Transforming classrooms into arcades: Professor Maqsood is developing games to enhance student learning
Teaching methods in the early years of education rely heavily on creative games to spark student engagement and enthusiasm. However, in later years, games become less prevalent in classrooms as educators begin to adopt approaches such as textbook readings and lectures. Sana Maqsood, assistant professor in the Electrical Engineering & Computer Science department at York University’s Lassonde School of Engineering, is challenging this conventional transition by exploring the use of games to educate students of various age groups on different topics.
Educational games can elevate traditional teaching methods and improve student learning experiences by addressing challenges such as lack of engagement and accessibility. “Games also provide experiential learning opportunities which are crucial for developing knowledge in many subject areas, including cybersecurity,” says Professor Maqsood.
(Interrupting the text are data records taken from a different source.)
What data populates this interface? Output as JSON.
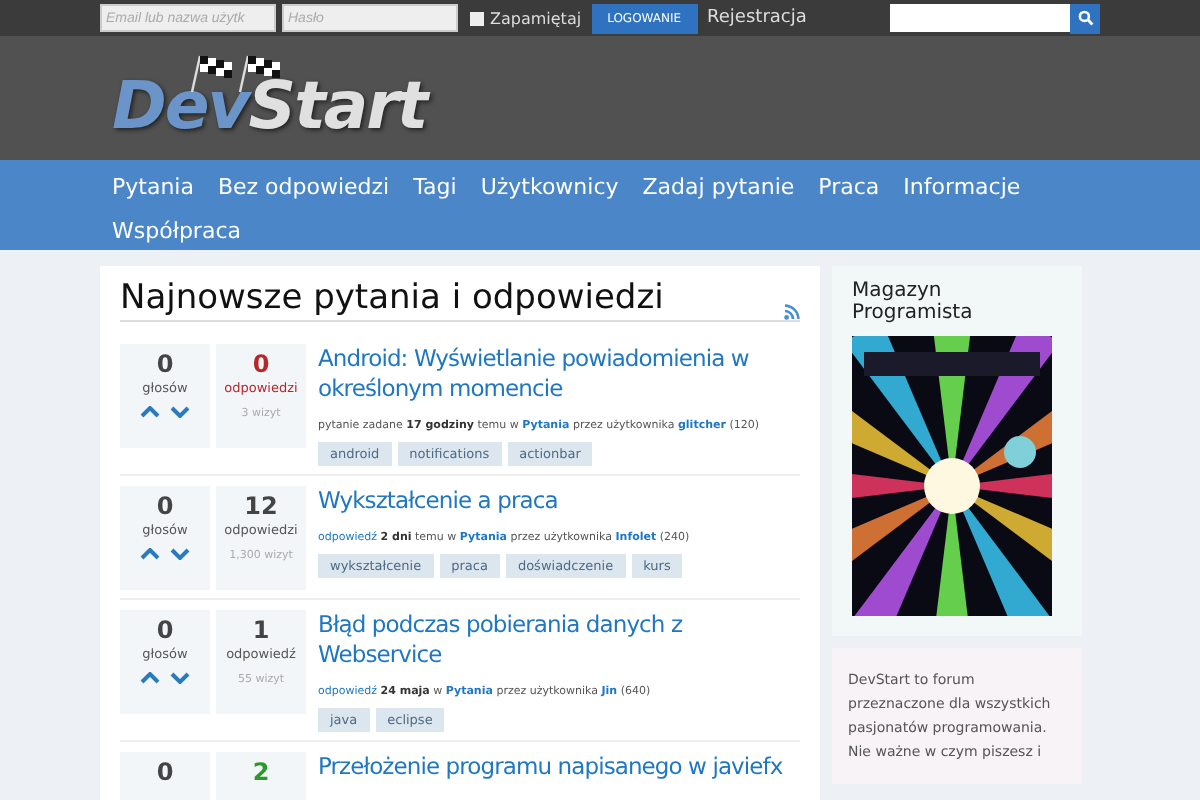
{
  "topbar": {
    "login_placeholder": "Email lub nazwa użytk",
    "password_placeholder": "Hasło",
    "remember": {
      "label": "Zapamiętaj",
      "checked": false
    },
    "login_button": "LOGOWANIE",
    "register_link": "Rejestracja"
  },
  "logo": {
    "part1": "Dev",
    "part2": "Start"
  },
  "nav": [
    "Pytania",
    "Bez odpowiedzi",
    "Tagi",
    "Użytkownicy",
    "Zadaj pytanie",
    "Praca",
    "Informacje",
    "Współpraca"
  ],
  "main": {
    "title": "Najnowsze pytania i odpowiedzi",
    "questions": [
      {
        "votes": "0",
        "votes_label": "głosów",
        "answers": "0",
        "answers_label": "odpowiedzi",
        "answered": false,
        "accepted": false,
        "views": "3 wizyt",
        "title": "Android: Wyświetlanie powiadomienia w określonym momencie",
        "meta": [
          {
            "text": "pytanie zadane",
            "kind": "plain"
          },
          {
            "text": "17 godziny",
            "kind": "bold"
          },
          {
            "text": "temu w",
            "kind": "plain"
          },
          {
            "text": "Pytania",
            "kind": "link"
          },
          {
            "text": "przez użytkownika",
            "kind": "plain"
          },
          {
            "text": "glitcher",
            "kind": "link"
          },
          {
            "text": "(120)",
            "kind": "plain"
          }
        ],
        "tags": [
          "android",
          "notifications",
          "actionbar"
        ]
      },
      {
        "votes": "0",
        "votes_label": "głosów",
        "answers": "12",
        "answers_label": "odpowiedzi",
        "answered": true,
        "accepted": false,
        "views": "1,300 wizyt",
        "title": "Wykształcenie a praca",
        "meta": [
          {
            "text": "odpowiedź",
            "kind": "action"
          },
          {
            "text": "2 dni",
            "kind": "bold"
          },
          {
            "text": "temu w",
            "kind": "plain"
          },
          {
            "text": "Pytania",
            "kind": "link"
          },
          {
            "text": "przez użytkownika",
            "kind": "plain"
          },
          {
            "text": "Infolet",
            "kind": "link"
          },
          {
            "text": "(240)",
            "kind": "plain"
          }
        ],
        "tags": [
          "wykształcenie",
          "praca",
          "doświadczenie",
          "kurs"
        ]
      },
      {
        "votes": "0",
        "votes_label": "głosów",
        "answers": "1",
        "answers_label": "odpowiedź",
        "answered": true,
        "accepted": false,
        "views": "55 wizyt",
        "title": "Błąd podczas pobierania danych z Webservice",
        "meta": [
          {
            "text": "odpowiedź",
            "kind": "action"
          },
          {
            "text": "24 maja",
            "kind": "bold"
          },
          {
            "text": "w",
            "kind": "plain"
          },
          {
            "text": "Pytania",
            "kind": "link"
          },
          {
            "text": "przez użytkownika",
            "kind": "plain"
          },
          {
            "text": "Jin",
            "kind": "link"
          },
          {
            "text": "(640)",
            "kind": "plain"
          }
        ],
        "tags": [
          "java",
          "eclipse"
        ]
      },
      {
        "votes": "0",
        "answers": "2",
        "answered": true,
        "accepted": true,
        "title": "Przełożenie programu napisanego w javiefx"
      }
    ]
  },
  "sidebar": {
    "magazine_title": "Magazyn Programista",
    "about": "DevStart to forum przeznaczone dla wszystkich pasjonatów programowania. Nie ważne w czym piszesz i"
  }
}
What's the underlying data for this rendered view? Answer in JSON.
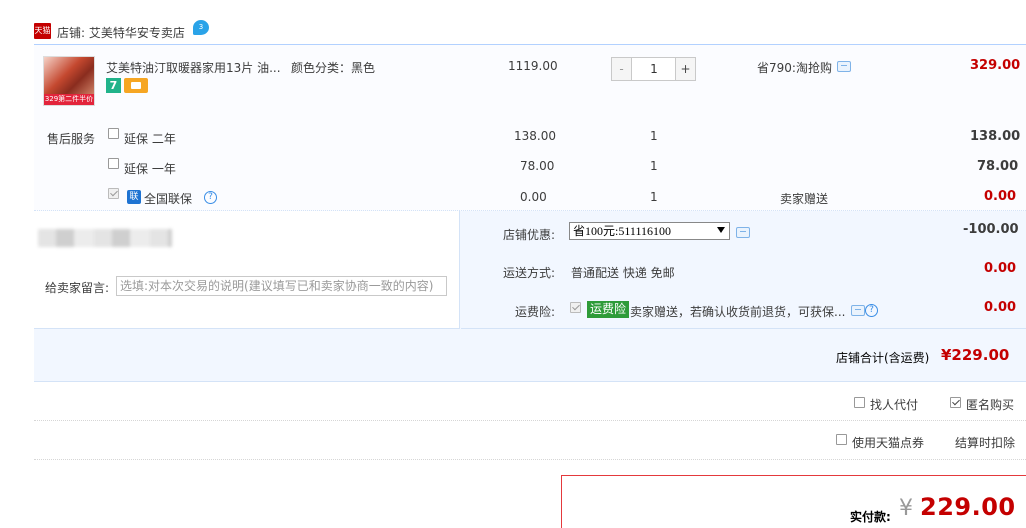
{
  "shop": {
    "logo_text": "天猫",
    "name": "店铺: 艾美特华安专卖店",
    "ww_badge": "3"
  },
  "item": {
    "thumb_label": "329第二件半价",
    "title": "艾美特油汀取暖器家用13片 油...",
    "spec": "颜色分类：黑色",
    "unit_price": "1119.00",
    "quantity": "1",
    "qty_minus": "-",
    "qty_plus": "+",
    "discount": "省790:淘抢购",
    "subtotal": "329.00",
    "badge_seven": "7"
  },
  "service": {
    "label": "售后服务",
    "rows": [
      {
        "name": "延保 二年",
        "price": "138.00",
        "qty": "1",
        "note": "",
        "amount": "138.00",
        "checked": false
      },
      {
        "name": "延保 一年",
        "price": "78.00",
        "qty": "1",
        "note": "",
        "amount": "78.00",
        "checked": false
      },
      {
        "name": "全国联保",
        "price": "0.00",
        "qty": "1",
        "note": "卖家赠送",
        "amount": "0.00",
        "checked": true
      }
    ],
    "lianbao_icon": "联",
    "help_glyph": "?"
  },
  "message": {
    "label": "给卖家留言:",
    "placeholder": "选填:对本次交易的说明(建议填写已和卖家协商一致的内容)"
  },
  "promo": {
    "label": "店铺优惠:",
    "selected": "省100元:511116100",
    "amount": "-100.00"
  },
  "shipping": {
    "label": "运送方式:",
    "value": "普通配送 快递 免邮",
    "amount": "0.00"
  },
  "insurance": {
    "label": "运费险:",
    "badge": "运费险",
    "text": "卖家赠送，若确认收货前退货，可获保...",
    "amount": "0.00"
  },
  "total": {
    "label": "店铺合计(含运费)",
    "amount": "¥229.00"
  },
  "options": {
    "proxy_pay": "找人代付",
    "anonymous": "匿名购买",
    "coupon": "使用天猫点券",
    "deduct_note": "结算时扣除"
  },
  "payment": {
    "label": "实付款:",
    "currency": "¥",
    "amount": "229.00"
  }
}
Understanding online privacy and security has become increasingly important as advancements in technology continue to impact society. Using educational games allows learners to develop critical thinking and problem-solving skills to help navigate real-world situations in online privacy and security while building effective defence strategies for future online experiences and increasing knowledge retention of complex concepts.
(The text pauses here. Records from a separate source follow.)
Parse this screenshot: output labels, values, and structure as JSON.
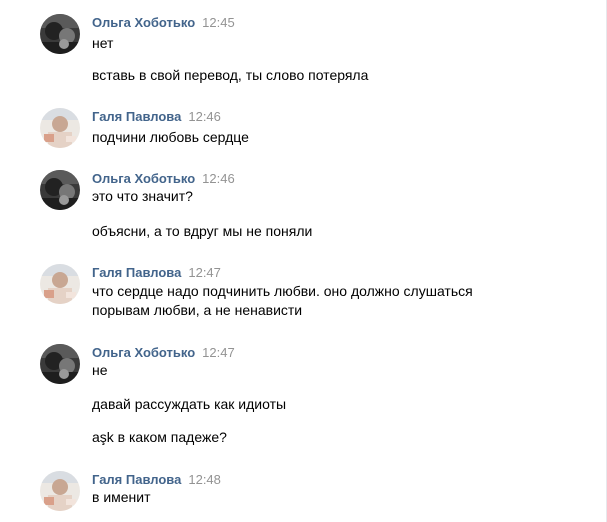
{
  "messages": [
    {
      "author": "Ольга Хоботько",
      "time": "12:45",
      "avatar": "avatar-olga",
      "lines": [
        "нет",
        "вставь в свой перевод, ты слово потеряла"
      ]
    },
    {
      "author": "Галя Павлова",
      "time": "12:46",
      "avatar": "avatar-galya",
      "lines": [
        "подчини любовь сердце"
      ]
    },
    {
      "author": "Ольга Хоботько",
      "time": "12:46",
      "avatar": "avatar-olga",
      "lines": [
        "это что значит?",
        "объясни, а то вдруг мы не поняли"
      ]
    },
    {
      "author": "Галя Павлова",
      "time": "12:47",
      "avatar": "avatar-galya",
      "lines": [
        "что сердце надо подчинить любви. оно должно слушаться",
        "порывам любви, а не ненависти"
      ]
    },
    {
      "author": "Ольга Хоботько",
      "time": "12:47",
      "avatar": "avatar-olga",
      "lines": [
        "не",
        "давай рассуждать как идиоты",
        "aşk в каком падеже?"
      ]
    },
    {
      "author": "Галя Павлова",
      "time": "12:48",
      "avatar": "avatar-galya",
      "lines": [
        "в именит"
      ]
    }
  ],
  "colors": {
    "author": "#42648b",
    "time": "#939393",
    "text": "#000000"
  }
}
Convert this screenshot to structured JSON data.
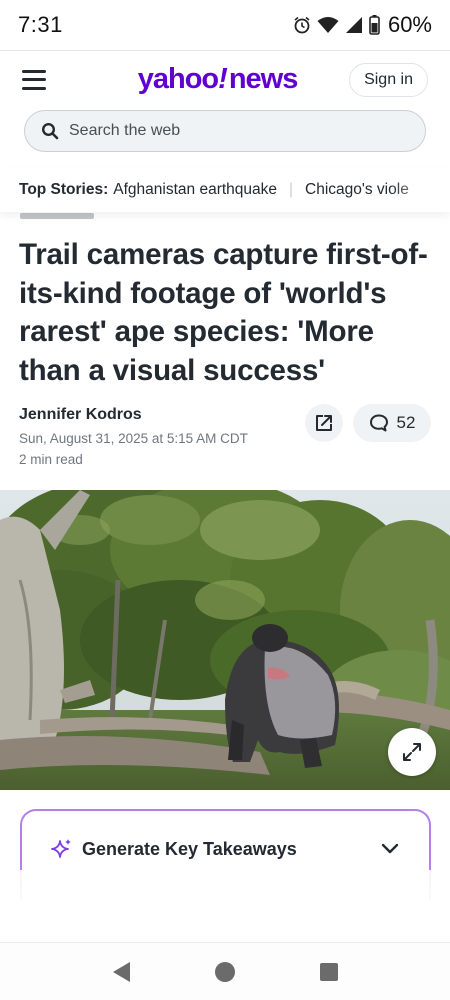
{
  "status_bar": {
    "time": "7:31",
    "battery": "60%",
    "icons": [
      "alarm-icon",
      "wifi-icon",
      "signal-icon",
      "battery-icon"
    ]
  },
  "header": {
    "logo": {
      "part1": "yahoo",
      "part2": "!",
      "part3": "news"
    },
    "menu_icon": "hamburger-menu-icon",
    "signin_label": "Sign in",
    "brand_color": "#6001d2"
  },
  "search": {
    "placeholder": "Search the web"
  },
  "top_stories": {
    "label": "Top Stories:",
    "items": [
      "Afghanistan earthquake",
      "Chicago's viole"
    ]
  },
  "article": {
    "headline": "Trail cameras capture first-of-its-kind footage of 'world's rarest' ape species: 'More than a visual success'",
    "author": "Jennifer Kodros",
    "date": "Sun, August 31, 2025 at 5:15 AM CDT",
    "read_time": "2 min read",
    "comment_count": "52"
  },
  "takeaways": {
    "label": "Generate Key Takeaways",
    "accent_color": "#b37fea"
  }
}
Professor Maqsood’s ongoing research in this field was inspired by a project created during her PhD fellowship with MediaSmarts, a non-profit organization focused on digital and media literacy. In collaboration with a team of digital literacy experts, teachers and researchers, Professor Maqsood developed a web-based game, A Day in the Life of the Jos, to educate students in grades 6-8 on cybersecurity, privacy and digital literacy issues.
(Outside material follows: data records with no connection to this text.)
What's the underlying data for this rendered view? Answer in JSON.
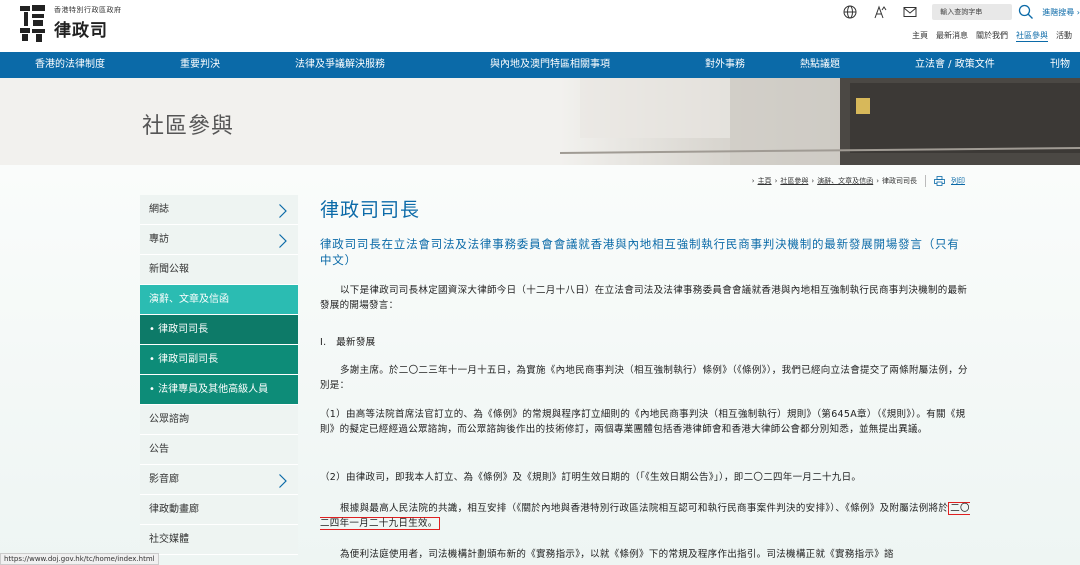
{
  "header": {
    "logo_sub": "香港特別行政區政府",
    "logo_main": "律政司",
    "search_placeholder": "輸入查詢字串",
    "advanced_search": "進階搜尋 ›",
    "top_links": [
      "主頁",
      "最新消息",
      "關於我們",
      "社區參與",
      "活動"
    ],
    "active_top_link": "社區參與"
  },
  "nav": {
    "items": [
      "香港的法律制度",
      "重要判決",
      "法律及爭議解決服務",
      "與內地及澳門特區相關事項",
      "對外事務",
      "熱點議題",
      "立法會 / 政策文件",
      "刊物"
    ]
  },
  "banner": {
    "title": "社區參與"
  },
  "breadcrumb": {
    "items": [
      "主頁",
      "社區參與",
      "演辭、文章及信函",
      "律政司司長"
    ],
    "print_label": "列印"
  },
  "sidebar": {
    "items": [
      {
        "label": "網誌",
        "has_chevron": true,
        "state": "normal"
      },
      {
        "label": "專訪",
        "has_chevron": true,
        "state": "normal"
      },
      {
        "label": "新聞公報",
        "has_chevron": false,
        "state": "normal"
      },
      {
        "label": "演辭、文章及信函",
        "has_chevron": false,
        "state": "active-parent"
      },
      {
        "label": "• 律政司司長",
        "has_chevron": false,
        "state": "active"
      },
      {
        "label": "• 律政司副司長",
        "has_chevron": false,
        "state": "sub"
      },
      {
        "label": "• 法律專員及其他高級人員",
        "has_chevron": false,
        "state": "sub"
      },
      {
        "label": "公眾諮詢",
        "has_chevron": false,
        "state": "normal"
      },
      {
        "label": "公告",
        "has_chevron": false,
        "state": "normal"
      },
      {
        "label": "影音廊",
        "has_chevron": true,
        "state": "normal"
      },
      {
        "label": "律政動畫廊",
        "has_chevron": false,
        "state": "normal"
      },
      {
        "label": "社交媒體",
        "has_chevron": false,
        "state": "normal"
      }
    ]
  },
  "article": {
    "title": "律政司司長",
    "subtitle": "律政司司長在立法會司法及法律事務委員會會議就香港與內地相互強制執行民商事判決機制的最新發展開場發言（只有中文）",
    "p1": "以下是律政司司長林定國資深大律師今日（十二月十八日）在立法會司法及法律事務委員會會議就香港與內地相互強制執行民商事判決機制的最新發展的開場發言：",
    "p2": "I.　最新發展",
    "p3": "多謝主席。於二〇二三年十一月十五日，為實施《內地民商事判決（相互強制執行）條例》（《條例》），我們已經向立法會提交了兩條附屬法例，分別是：",
    "p4": "（1）由高等法院首席法官訂立的、為《條例》的常規與程序訂立細則的《內地民商事判決（相互強制執行）規則》（第645A章）（《規則》）。有關《規則》的擬定已經經過公眾諮詢，而公眾諮詢後作出的技術修訂，兩個專業團體包括香港律師會和香港大律師公會都分別知悉，並無提出異議。",
    "p5": "（2）由律政司，即我本人訂立、為《條例》及《規則》訂明生效日期的（「《生效日期公告》」），即二〇二四年一月二十九日。",
    "p6_before": "根據與最高人民法院的共識，相互安排（《關於內地與香港特別行政區法院相互認可和執行民商事案件判決的安排》）、《條例》及附屬法例將於",
    "p6_highlight": "二〇二四年一月二十九日生效。",
    "p7": "為便利法庭使用者，司法機構計劃頒布新的《實務指示》，以就《條例》下的常規及程序作出指引。司法機構正就《實務指示》諮"
  },
  "status": {
    "url": "https://www.doj.gov.hk/tc/home/index.html"
  },
  "colors": {
    "brand_blue": "#0b6aa8",
    "sidebar_teal": "#2bbcb2",
    "sidebar_dark": "#0d7a68",
    "highlight_red": "#e02020"
  }
}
“Elementary schools were using an outdated quiz tool for digital literacy that was developed all the way back in the year 2000,” says Professor Maqsood. “This motivated the entire project. We wanted to create something that was more engaging and relevant for students today.”
A Day in the Life of the Jos takes users through a series of decision-making scenarios encountered by two relatable characters who are highly active on social media. Each scenario addresses online challenges that students may face in the real world, such as cyberbullying, misinformation and privacy violations. As users decide how to respond to the encountered scenarios, they are provided with the results and consequences of their choices, as well as informative feedback and guidance on the best approaches to future situations.
Through four empirical user studies, A Day in the Life of the Jos proved to be educationally effective and engaging for both students and teachers; leading to its successful adoption in 550 schools across Canada.
“Gamification is very effective for teaching children,” says Professor Maqsood. “Now we want to work on developing games to teach all kinds of users and topics.” Currently, she is exploring the design of games that can improve users’ knowledge of different topics. She is also focused on developing educational games for students from low socioeconomic households that may not have access to progressive technology, thereby aiming to remove barriers and provide supportive tools for education. Some of these tools include creative board games that are entirely developed by her research team.
Professor Maqsood’s ongoing research is contributing to meaningful, interdisciplinary work at Lassonde that can help shape the future of teaching in K-12 institutions. She also continues to prioritize decolonization, equity, diversity and inclusion (DEDI) efforts by focusing on accessibility in her projects. In addition, she has been actively collaborating with Lassonde’s k2i academy throughout summer 2023, to work with a group of high school students exploring a research question related to educational games.
To advance this work, Professor Maqsood is currently recruiting undergraduate and graduate students who are interested in human-centred security and privacy. To learn more, contact email@example.com.